(Notable Quotables is a meme originally brought to you by the Bewitched Bookworms. Every Monday you’re invited to share a favorite quote or two from the books you’ve been reading.)
Death is, obviously, a subject on which most people do not like to dwell; there are too many unknowns. But because it’s an emotional subject, literature has always focused quite a bit on it.
I hated pretty much everything about Beowulf, but I loved this quote. Not only is it well structured and written, it also shows the inevitability and inescapability of death:
“Now for a time there is glory in your might: yet soon it shall be that sickness or sword will diminish your strength, or fire’s fangs, or flood’s surge, or sword’s swing, or spear’s flight, or appalling age; brightness of eyes will fail and grow dark; then it shall be that death will overcome you, warrior.”
Death is often a sad experience, but many writers believed fervently that there is life beyond the death that we all fear. John Donne’s poem “Holy Sonnet X” is a perfect example of this, and reading it always fills me with hope:
“Death be not proud, though some have callèd thee
Mighty and dreadfull, for, thou art not so,
For, those, whom thou think’st, thou dost overthrow,
Die not, poore death, nor yet canst thou kill me.
From rest and sleepe, which but thy pictures bee,
Much pleasure, then from thee, much more must flow,

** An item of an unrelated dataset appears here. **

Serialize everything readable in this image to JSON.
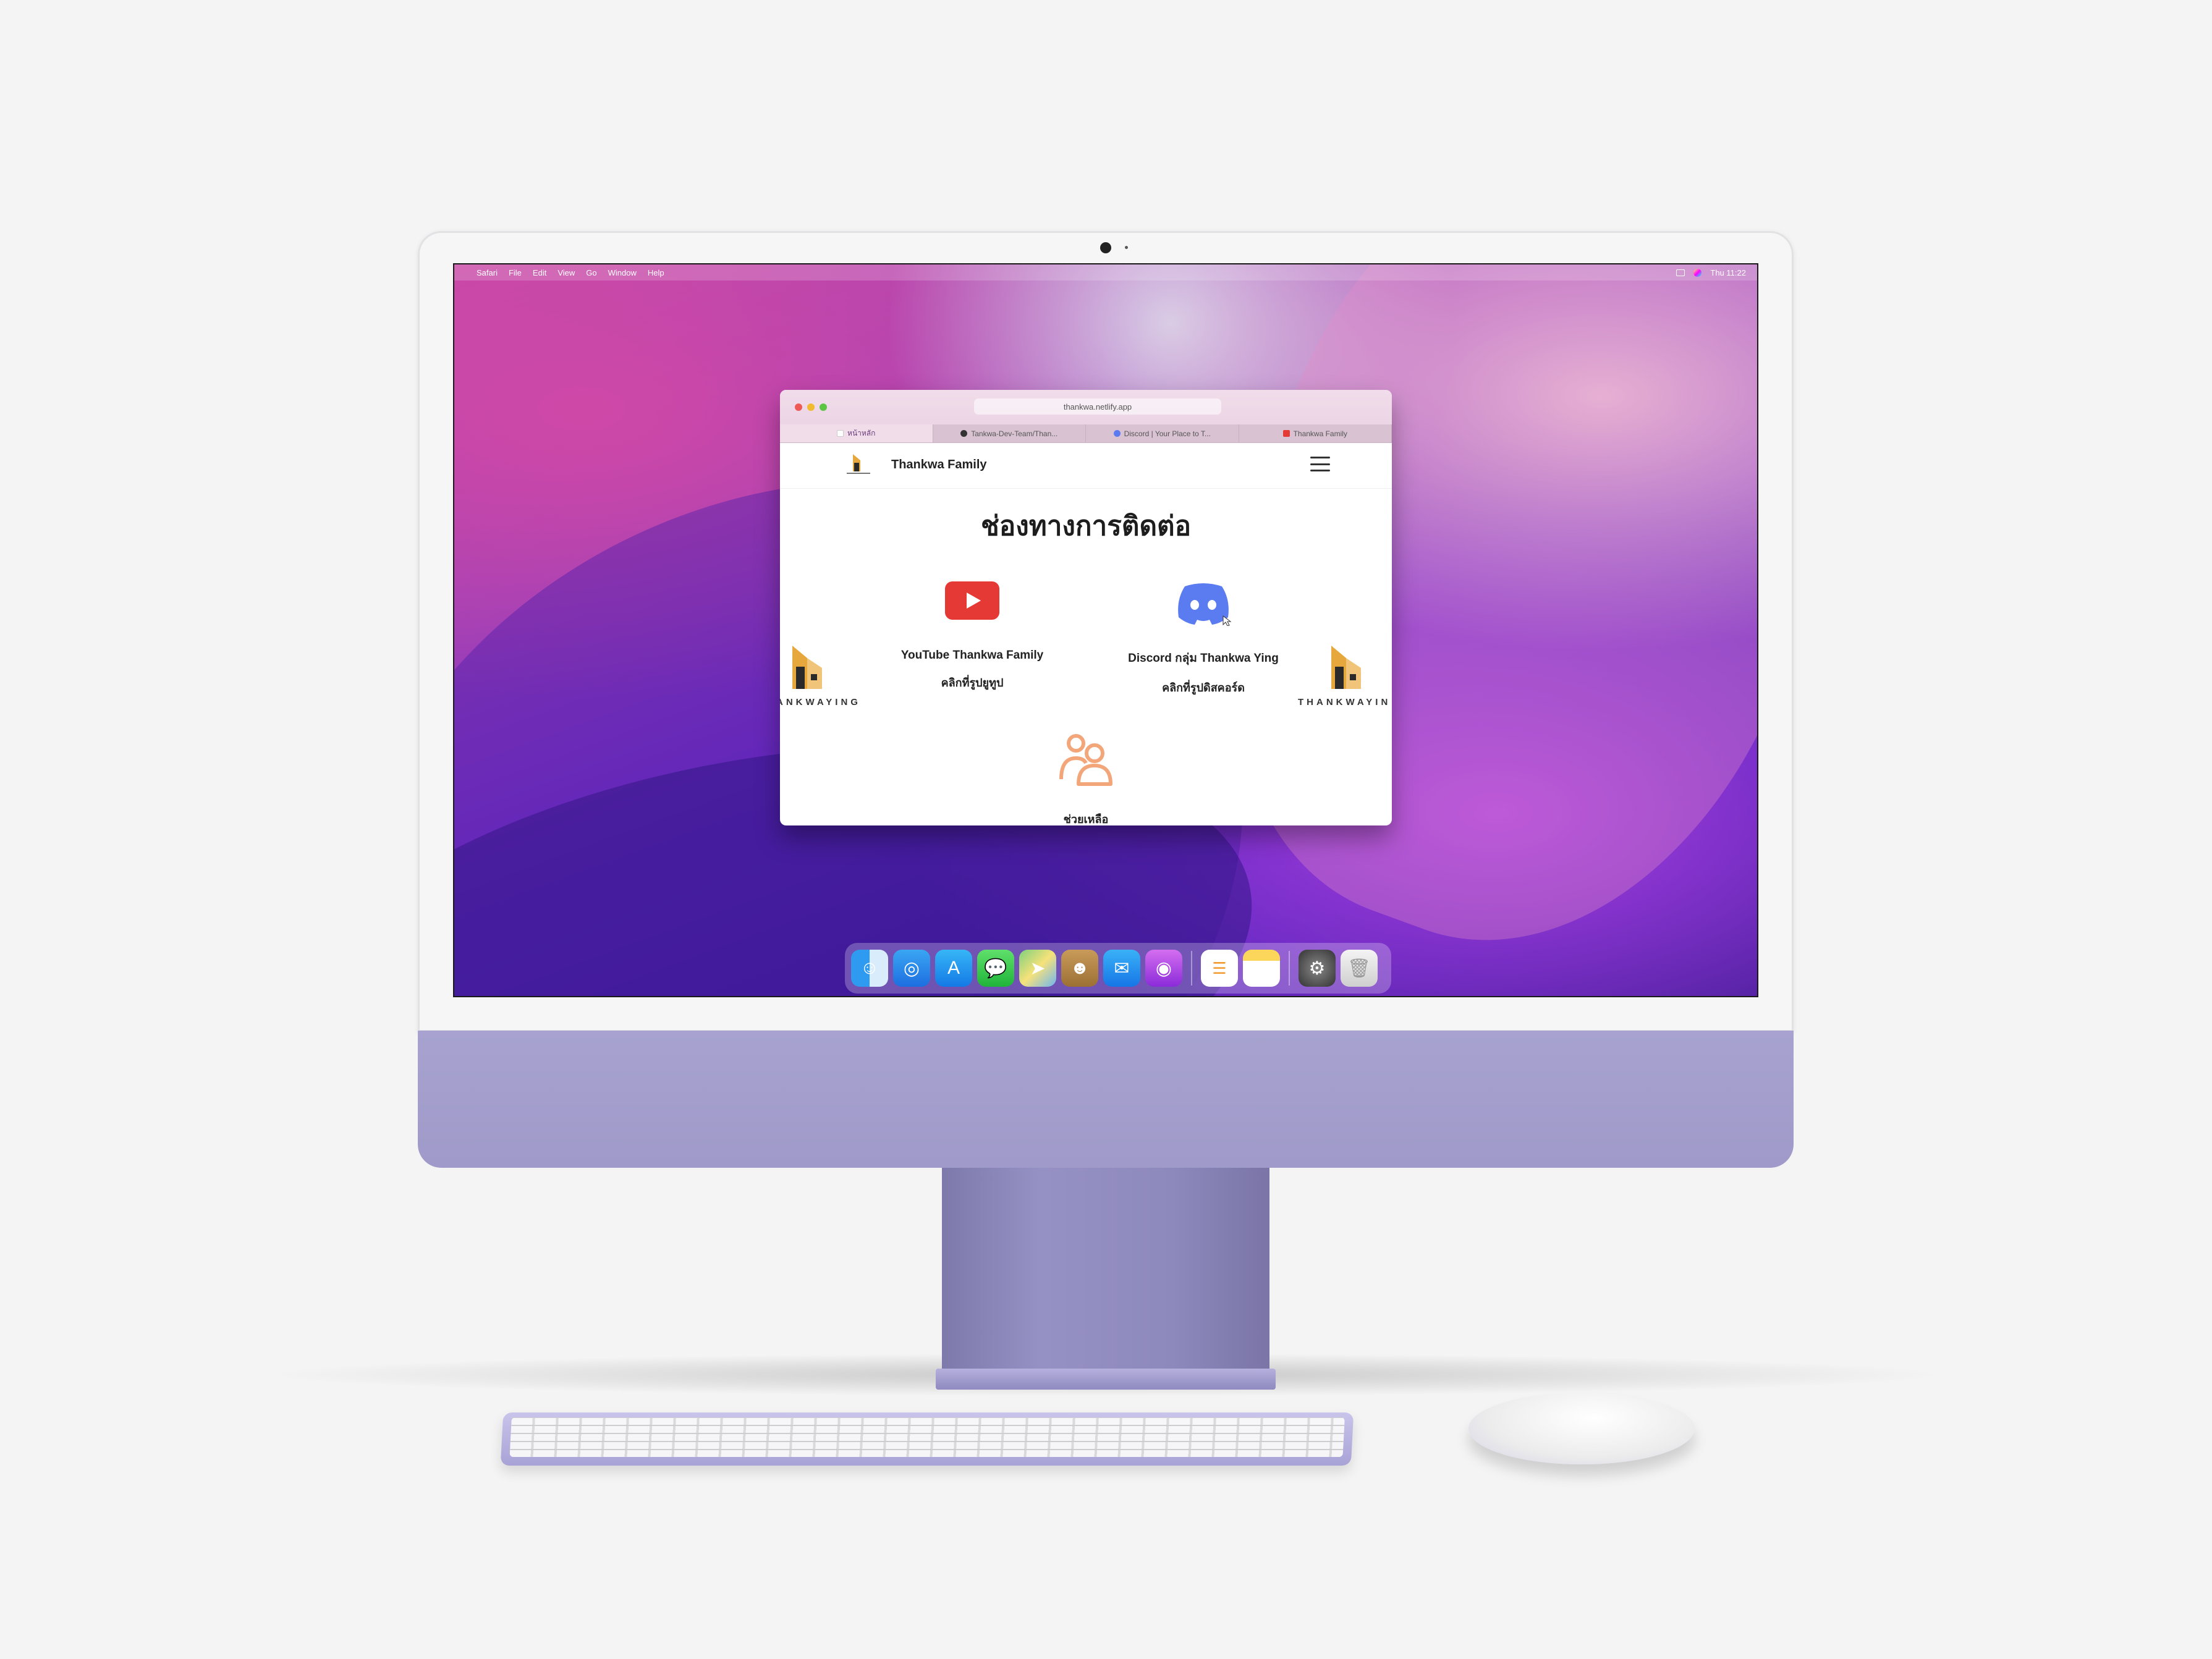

And soonest our best men with thee doe goe,
Rest of their bones, and soules deliverie.
Thou art slave to Fate, Chance, kings, and desperate men,
And dost with poyson, warre, and sicknesse dwell,

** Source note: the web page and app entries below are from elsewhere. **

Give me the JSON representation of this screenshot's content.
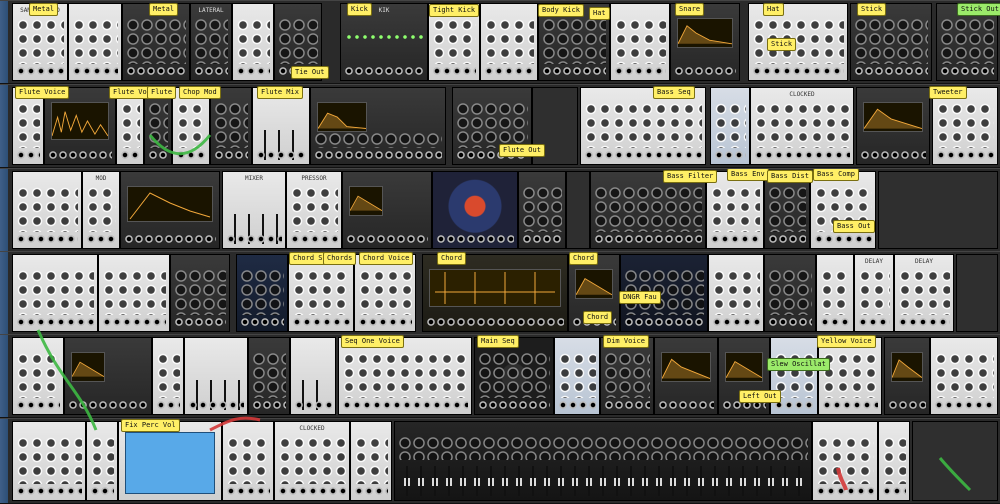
{
  "labels": {
    "row1": [
      {
        "text": "Metal"
      },
      {
        "text": "Metal"
      },
      {
        "text": "Kick"
      },
      {
        "text": "Tight Kick"
      },
      {
        "text": "Body Kick"
      },
      {
        "text": "Hat"
      },
      {
        "text": "Snare"
      },
      {
        "text": "Hat"
      },
      {
        "text": "Stick"
      },
      {
        "text": "Stick Out"
      },
      {
        "text": "Stick"
      },
      {
        "text": "Tie Out"
      }
    ],
    "row2": [
      {
        "text": "Flute Voice"
      },
      {
        "text": "Flute Voice"
      },
      {
        "text": "Flute"
      },
      {
        "text": "Chop Mod"
      },
      {
        "text": "Flute Mix"
      },
      {
        "text": "Flute Out"
      },
      {
        "text": "Bass Seq"
      },
      {
        "text": "Tweeter"
      }
    ],
    "row3": [
      {
        "text": "Bass Filter"
      },
      {
        "text": "Bass Env"
      },
      {
        "text": "Bass Dist"
      },
      {
        "text": "Bass Comp"
      },
      {
        "text": "Bass Out"
      }
    ],
    "row4": [
      {
        "text": "Chord Seq"
      },
      {
        "text": "Chords"
      },
      {
        "text": "Chord Voice"
      },
      {
        "text": "Chord"
      },
      {
        "text": "Chord"
      },
      {
        "text": "Chord"
      },
      {
        "text": "DNGR Fau"
      }
    ],
    "row5": [
      {
        "text": "Seq One Voice"
      },
      {
        "text": "Main Seq"
      },
      {
        "text": "Dim Voice"
      },
      {
        "text": "Yellow Voice"
      },
      {
        "text": "Left Out"
      },
      {
        "text": "Slew Oscillat"
      }
    ],
    "row6": [
      {
        "text": "Fix Perc Vol"
      }
    ]
  },
  "module_headers": {
    "r1": [
      "SAMPLEFIELD",
      "",
      "MEGA",
      "",
      "STEREO",
      "LATERAL",
      "",
      "",
      "",
      "",
      "KIK",
      "",
      "",
      "",
      "",
      "",
      "",
      "",
      "",
      "",
      "",
      "",
      ""
    ],
    "r2": [
      "",
      "",
      "",
      "",
      "",
      "",
      "",
      "",
      "",
      "",
      "",
      "",
      "",
      "",
      "",
      "",
      "CLOCKED",
      "",
      ""
    ],
    "r3": [
      "MOD",
      "",
      "",
      "MIXER",
      "PRESSOR",
      "",
      "",
      "",
      "",
      "",
      "",
      "",
      "",
      "",
      "",
      ""
    ],
    "r4": [
      "",
      "",
      "",
      "",
      "",
      "",
      "",
      "",
      "",
      "",
      "",
      "",
      "",
      "DELAY",
      "DELAY",
      ""
    ],
    "r5": [
      "",
      "",
      "",
      "",
      "",
      "",
      "",
      "",
      "",
      "",
      "",
      "",
      "",
      "",
      "",
      ""
    ],
    "r6": [
      "",
      "",
      "",
      "",
      "",
      "",
      "",
      "",
      "CLOCKED",
      "",
      "",
      "",
      "",
      "",
      ""
    ]
  },
  "colors": {
    "tag_yellow": "#ffef66",
    "tag_green": "#9bea6a",
    "rail_blue": "#3f5f88",
    "scope_amber": "#f2a83a",
    "screen_blue": "#58a9e8"
  },
  "icons": {
    "knob": "knob-icon",
    "jack": "jack-icon",
    "led": "led-icon"
  }
}
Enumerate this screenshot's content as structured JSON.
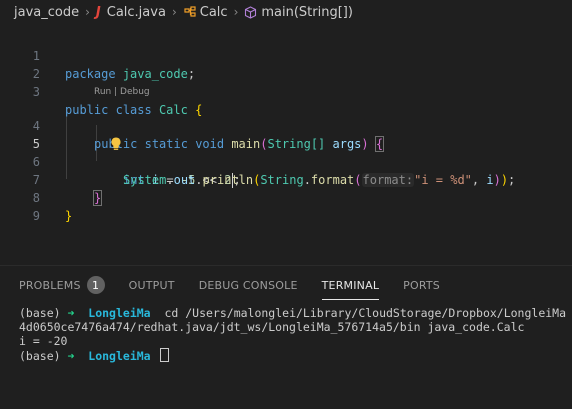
{
  "breadcrumb": {
    "folder": "java_code",
    "file": "Calc.java",
    "class": "Calc",
    "method": "main(String[])"
  },
  "editor": {
    "codelens": "Run | Debug",
    "lines": [
      {
        "n": "1"
      },
      {
        "n": "2"
      },
      {
        "n": "3"
      },
      {
        "n": "4"
      },
      {
        "n": "5"
      },
      {
        "n": "6"
      },
      {
        "n": "7"
      },
      {
        "n": "8"
      },
      {
        "n": "9"
      }
    ],
    "tokens": {
      "package_kw": "package",
      "package_name": "java_code",
      "semi": ";",
      "public": "public",
      "class": "class",
      "class_name": "Calc",
      "lbrace": "{",
      "rbrace": "}",
      "static": "static",
      "void": "void",
      "main": "main",
      "lparen": "(",
      "rparen": ")",
      "string_arr": "String[]",
      "args": "args",
      "int": "int",
      "i": "i",
      "assign": "=",
      "neg5": "-5",
      "shift": "<<",
      "two": "2",
      "system": "System",
      "dot": ".",
      "out": "out",
      "println": "println",
      "string_cls": "String",
      "format": "format",
      "hint": "format:",
      "fmt_str": "\"i = %d\"",
      "comma": ",",
      "i_arg": " i"
    }
  },
  "panel": {
    "tabs": [
      {
        "label": "PROBLEMS",
        "badge": "1"
      },
      {
        "label": "OUTPUT"
      },
      {
        "label": "DEBUG CONSOLE"
      },
      {
        "label": "TERMINAL"
      },
      {
        "label": "PORTS"
      }
    ],
    "active_tab": "TERMINAL",
    "terminal": {
      "prompt_env": "(base)",
      "prompt_arrow": "➜",
      "user": "LongleiMa",
      "command_1": "cd /Users/malonglei/Library/CloudStorage/Dropbox/LongleiMa",
      "command_2": "4d0650ce7476a474/redhat.java/jdt_ws/LongleiMa_576714a5/bin java_code.Calc",
      "output": "i = -20"
    }
  },
  "colors": {
    "background": "#1f1f1f",
    "keyword": "#569cd6",
    "type": "#4ec9b0",
    "function": "#dcdcaa",
    "variable": "#9cdcfe",
    "number": "#b5cea8",
    "string": "#ce9178",
    "error_icon": "#e2453c",
    "bulb": "#f5c542"
  }
}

And poppie, or charmes can make us sleepe as well,
And better than thy stroake; why swell’st thou then;
One short sleepe past, wee wake eternally,
And death shall be no more; death, thou shalt die.”

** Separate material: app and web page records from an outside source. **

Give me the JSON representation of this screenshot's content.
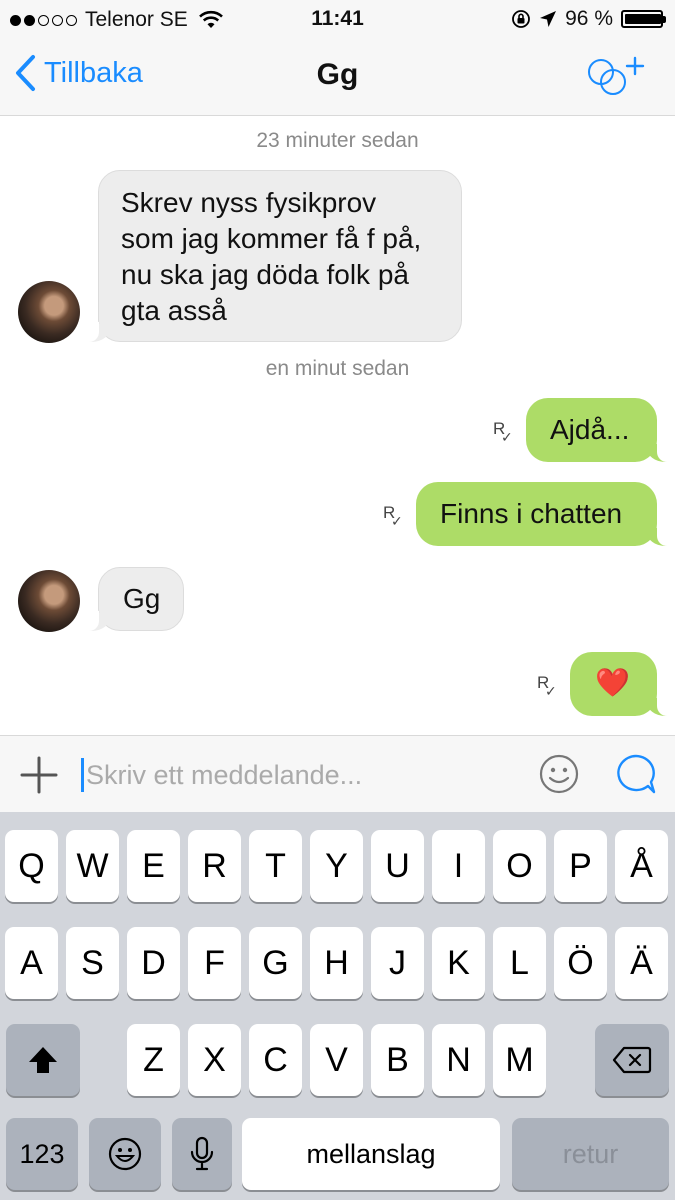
{
  "status_bar": {
    "carrier": "Telenor SE",
    "time": "11:41",
    "battery_percent": "96 %",
    "battery_level": 0.96,
    "signal_bars_filled": 2,
    "signal_bars_total": 5
  },
  "nav": {
    "back_label": "Tillbaka",
    "title": "Gg"
  },
  "chat": {
    "messages": [
      {
        "type": "timestamp",
        "text": "23 minuter sedan"
      },
      {
        "type": "incoming",
        "lines": [
          "Skrev nyss fysikprov",
          "som jag kommer få f på,",
          "nu ska jag döda folk på",
          "gta asså"
        ]
      },
      {
        "type": "timestamp",
        "text": "en minut sedan"
      },
      {
        "type": "outgoing",
        "text": "Ajdå...",
        "receipt": "R"
      },
      {
        "type": "outgoing",
        "text": "Finns i chatten",
        "receipt": "R"
      },
      {
        "type": "incoming",
        "text": "Gg"
      },
      {
        "type": "outgoing",
        "text": "❤️",
        "receipt": "R"
      }
    ]
  },
  "input": {
    "placeholder": "Skriv ett meddelande..."
  },
  "keyboard": {
    "row1": [
      "Q",
      "W",
      "E",
      "R",
      "T",
      "Y",
      "U",
      "I",
      "O",
      "P",
      "Å"
    ],
    "row2": [
      "A",
      "S",
      "D",
      "F",
      "G",
      "H",
      "J",
      "K",
      "L",
      "Ö",
      "Ä"
    ],
    "row3": [
      "Z",
      "X",
      "C",
      "V",
      "B",
      "N",
      "M"
    ],
    "numbers_label": "123",
    "space_label": "mellanslag",
    "return_label": "retur"
  },
  "colors": {
    "accent": "#1a8cff",
    "outgoing_bubble": "#addc67",
    "incoming_bubble": "#ededed",
    "keyboard_bg": "#d2d5db"
  }
}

I don’t normally like reading about death, but I can’t help but smile every time I read this epitaph that Benjamin Franklin composed for himself:
Benjamin Franklin, Printer
(Like the cover of an old book,
Its contents torn out,
And stript of its lettering and guilding)
Lies food for worms:
Yet the work itself shall not be lost,
For it will (as he believed) appear once more
In a new
and more beautiful edition,
Corrected and amended
What a perfect way to combine faith and literature. At the risk of sounding fatalistic, I wouldn’t mind having this as my epitaph.
What are you reading this week?